Now, the trial included many people who had negative lymph nodes, which generally we would think of as a somewhat lower-risk population. So I think that the decision to target seven years is very appropriate for people who really match the patients who were on that trial. So we try to tailor duration based on the stage of the cancer and also how someone is doing on their endocrine therapy.
Generally, for the majority of patients with Stage I breast cancer—those are small node-negative cancers—we’re still recommending a five-year course because once you extend beyond five years, the risk-benefit ratio of those long-term toxicities that begin to build with time begin to outweigh any extra benefit. However, in someone with Stage I cancer who is tolerating it well and motivated to stay on it longer, maybe we’ll go out to seven years.
For most of my Stage II patients, we will initiate with a target for at least seven years of treatment, and if someone has Stage III disease, meaning they may have multiple lymph nodes involved, I might still go toward ten years. But again, it’s all tailor-based on how someone is doing. If someone gets to five years and says, “Man! I’ve been working really hard taking this therapy, and it’s not been easy, but I made it to five years, and I feel like I can’t go any further,” then we say, “Great! Congratulations. You got a huge amount of work done.” And then we move on from there. It’s a partnership together, and we make these decisions together.
Is there a standard recommendation for the new Signatera ctDNA? Should it be able to part of the bloodwork done at checkup appointments?
Dr. Mayer: Signatera is one of the commercial ctDNA assays that are available. Even though I mentioned that we do this in a research setting, technically, it could be done outside of research. It’s not something I’m recommending to my patients, though, because as I mentioned, if we send a test like that, we do not yet have the appropriate tools to manage how we both interpret and work with the results.
We only want to be learning things about the cancer and learning things for our patients that will be able to help us have the patients do better and have a better outcome. If we send a Signatera test, we don’t yet have a way to use that data to help somebody do better in the long run. It’s a very exciting technology, but for me, personally, I need to see it be clinically helpful for people, to help people have a better outcome from their breast cancer before it’s something that I would want to be encouraging people to do.
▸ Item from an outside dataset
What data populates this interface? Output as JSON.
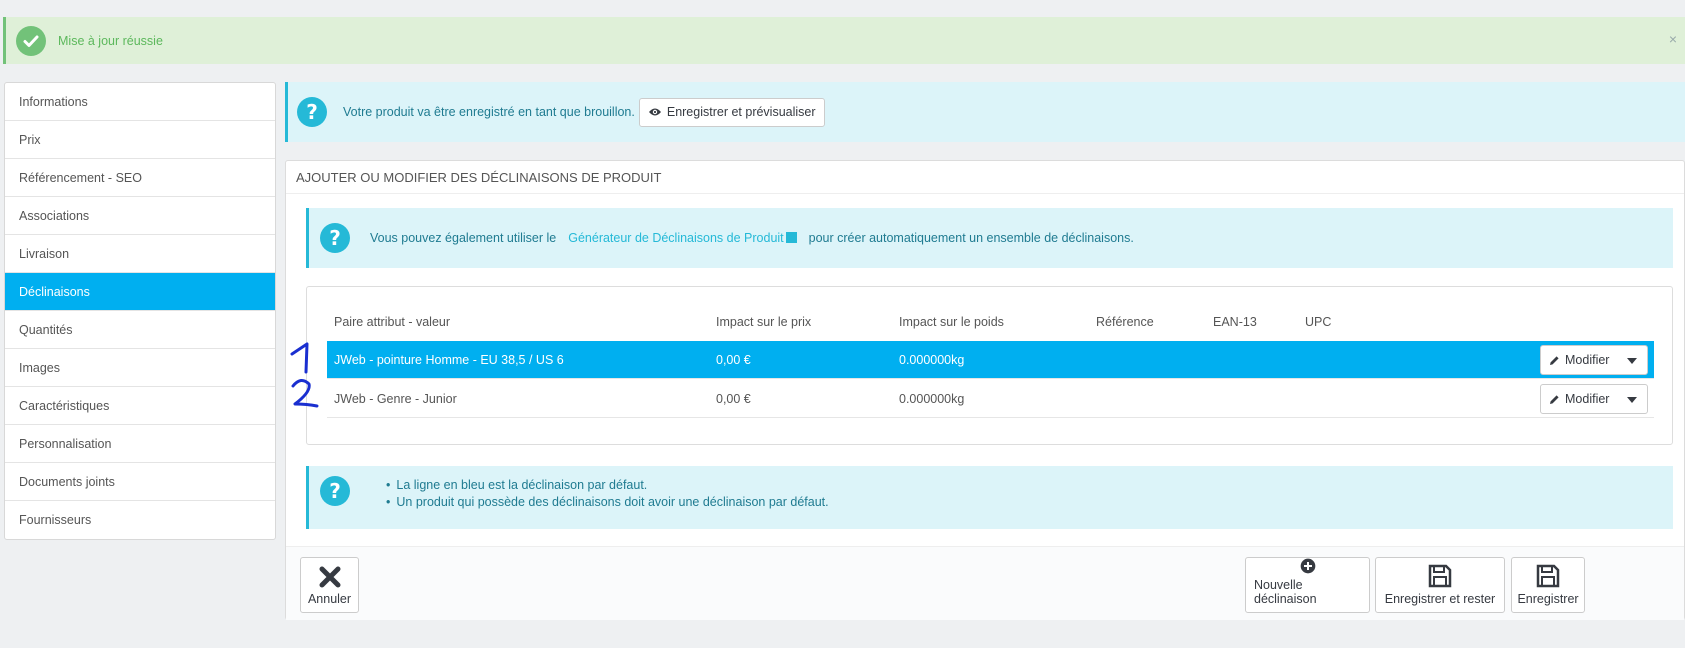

Are there any updates to share for early-stage triple-negative breast cancer? Which patients are now being offered KEYTRUDA?
Dr. Mayer: Immunotherapy through a drug called pembrolizumab, also known as KEYTRUDA. Immunotherapy means medicines that stimulate our immune system to target and fight cancer like our immune system fights infections. These medicines have revolutionized cancer care, particularly for some kinds of cancer like melanoma, kidney cancer, and lung cancer.
For breast cancer, the use of these medicines have been more limited to triple-negative breast cancer. Currently, for patients who are presenting with stage II or III triple-negative breast cancer, rather than jump right to surgery, the preference is we give our chemotherapy, and we give the pembrolizumab beforehand to try to maximally shrink the cancer and get the patient ready for surgery. That’s a maneuver that not only helps facilitate surgery but also helps to prevent the cancer from coming back. The pembrolizumab is also used in some patients with metastatic triple-negative breast cancer. There’s a lot of research to try to expand the use of the drug outside of just the triple-negative disease.